§ **PROMPT**
Exact reproduction is required for all entries.

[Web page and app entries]

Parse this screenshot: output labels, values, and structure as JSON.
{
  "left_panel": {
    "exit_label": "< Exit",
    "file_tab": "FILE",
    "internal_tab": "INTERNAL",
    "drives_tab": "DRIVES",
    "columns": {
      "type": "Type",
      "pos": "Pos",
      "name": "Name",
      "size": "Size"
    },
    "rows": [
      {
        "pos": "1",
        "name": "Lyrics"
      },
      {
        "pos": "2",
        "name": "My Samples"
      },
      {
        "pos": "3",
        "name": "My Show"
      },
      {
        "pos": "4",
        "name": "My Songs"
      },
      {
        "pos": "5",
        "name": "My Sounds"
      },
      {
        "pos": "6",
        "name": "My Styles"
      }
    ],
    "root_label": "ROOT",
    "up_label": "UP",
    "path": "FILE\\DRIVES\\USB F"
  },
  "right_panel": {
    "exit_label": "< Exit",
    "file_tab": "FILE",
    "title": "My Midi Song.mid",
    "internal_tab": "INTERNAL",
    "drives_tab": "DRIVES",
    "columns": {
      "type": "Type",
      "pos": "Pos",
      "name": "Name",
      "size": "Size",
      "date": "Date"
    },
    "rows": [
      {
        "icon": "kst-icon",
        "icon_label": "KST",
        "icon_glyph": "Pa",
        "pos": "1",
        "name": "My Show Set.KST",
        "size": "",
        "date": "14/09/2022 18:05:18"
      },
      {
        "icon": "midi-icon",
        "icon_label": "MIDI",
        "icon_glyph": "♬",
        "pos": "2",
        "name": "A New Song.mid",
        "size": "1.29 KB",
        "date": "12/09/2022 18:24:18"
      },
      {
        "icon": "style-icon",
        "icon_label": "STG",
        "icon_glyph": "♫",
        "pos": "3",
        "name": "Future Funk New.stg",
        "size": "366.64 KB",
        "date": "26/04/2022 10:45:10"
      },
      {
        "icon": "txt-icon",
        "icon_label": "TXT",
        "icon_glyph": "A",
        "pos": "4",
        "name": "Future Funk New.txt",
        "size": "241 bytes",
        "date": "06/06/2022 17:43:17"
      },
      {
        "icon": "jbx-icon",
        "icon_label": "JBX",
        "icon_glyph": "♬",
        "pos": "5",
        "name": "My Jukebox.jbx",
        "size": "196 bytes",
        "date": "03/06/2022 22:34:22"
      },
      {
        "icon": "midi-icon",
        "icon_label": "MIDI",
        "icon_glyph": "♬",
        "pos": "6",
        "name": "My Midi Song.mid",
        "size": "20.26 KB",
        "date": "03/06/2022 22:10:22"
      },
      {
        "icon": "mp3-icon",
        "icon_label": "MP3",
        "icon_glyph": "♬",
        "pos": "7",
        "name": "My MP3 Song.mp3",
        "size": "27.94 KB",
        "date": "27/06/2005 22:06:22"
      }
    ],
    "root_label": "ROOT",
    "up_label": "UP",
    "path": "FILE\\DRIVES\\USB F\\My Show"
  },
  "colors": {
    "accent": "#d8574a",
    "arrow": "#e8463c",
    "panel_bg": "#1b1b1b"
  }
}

§ **REPLY TO THE TASK**
Parse this screenshot: output labels, values, and structure as JSON.
{
  "left_panel": {
    "exit_label": "< Exit",
    "file_tab": "FILE",
    "internal_tab": "INTERNAL",
    "drives_tab": "DRIVES",
    "columns": {
      "type": "Type",
      "pos": "Pos",
      "name": "Name",
      "size": "Size"
    },
    "rows": [
      {
        "pos": "1",
        "name": "Lyrics"
      },
      {
        "pos": "2",
        "name": "My Samples"
      },
      {
        "pos": "3",
        "name": "My Show"
      },
      {
        "pos": "4",
        "name": "My Songs"
      },
      {
        "pos": "5",
        "name": "My Sounds"
      },
      {
        "pos": "6",
        "name": "My Styles"
      }
    ],
    "root_label": "ROOT",
    "up_label": "UP",
    "path": "FILE\\DRIVES\\USB F"
  },
  "right_panel": {
    "exit_label": "< Exit",
    "file_tab": "FILE",
    "title": "My Midi Song.mid",
    "internal_tab": "INTERNAL",
    "drives_tab": "DRIVES",
    "columns": {
      "type": "Type",
      "pos": "Pos",
      "name": "Name",
      "size": "Size",
      "date": "Date"
    },
    "rows": [
      {
        "icon": "kst-icon",
        "icon_label": "KST",
        "icon_glyph": "Pa",
        "pos": "1",
        "name": "My Show Set.KST",
        "size": "",
        "date": "14/09/2022 18:05:18"
      },
      {
        "icon": "midi-icon",
        "icon_label": "MIDI",
        "icon_glyph": "♬",
        "pos": "2",
        "name": "A New Song.mid",
        "size": "1.29 KB",
        "date": "12/09/2022 18:24:18"
      },
      {
        "icon": "style-icon",
        "icon_label": "STG",
        "icon_glyph": "♫",
        "pos": "3",
        "name": "Future Funk New.stg",
        "size": "366.64 KB",
        "date": "26/04/2022 10:45:10"
      },
      {
        "icon": "txt-icon",
        "icon_label": "TXT",
        "icon_glyph": "A",
        "pos": "4",
        "name": "Future Funk New.txt",
        "size": "241 bytes",
        "date": "06/06/2022 17:43:17"
      },
      {
        "icon": "jbx-icon",
        "icon_label": "JBX",
        "icon_glyph": "♬",
        "pos": "5",
        "name": "My Jukebox.jbx",
        "size": "196 bytes",
        "date": "03/06/2022 22:34:22"
      },
      {
        "icon": "midi-icon",
        "icon_label": "MIDI",
        "icon_glyph": "♬",
        "pos": "6",
        "name": "My Midi Song.mid",
        "size": "20.26 KB",
        "date": "03/06/2022 22:10:22"
      },
      {
        "icon": "mp3-icon",
        "icon_label": "MP3",
        "icon_glyph": "♬",
        "pos": "7",
        "name": "My MP3 Song.mp3",
        "size": "27.94 KB",
        "date": "27/06/2005 22:06:22"
      }
    ],
    "root_label": "ROOT",
    "up_label": "UP",
    "path": "FILE\\DRIVES\\USB F\\My Show"
  },
  "colors": {
    "accent": "#d8574a",
    "arrow": "#e8463c",
    "panel_bg": "#1b1b1b"
  }
}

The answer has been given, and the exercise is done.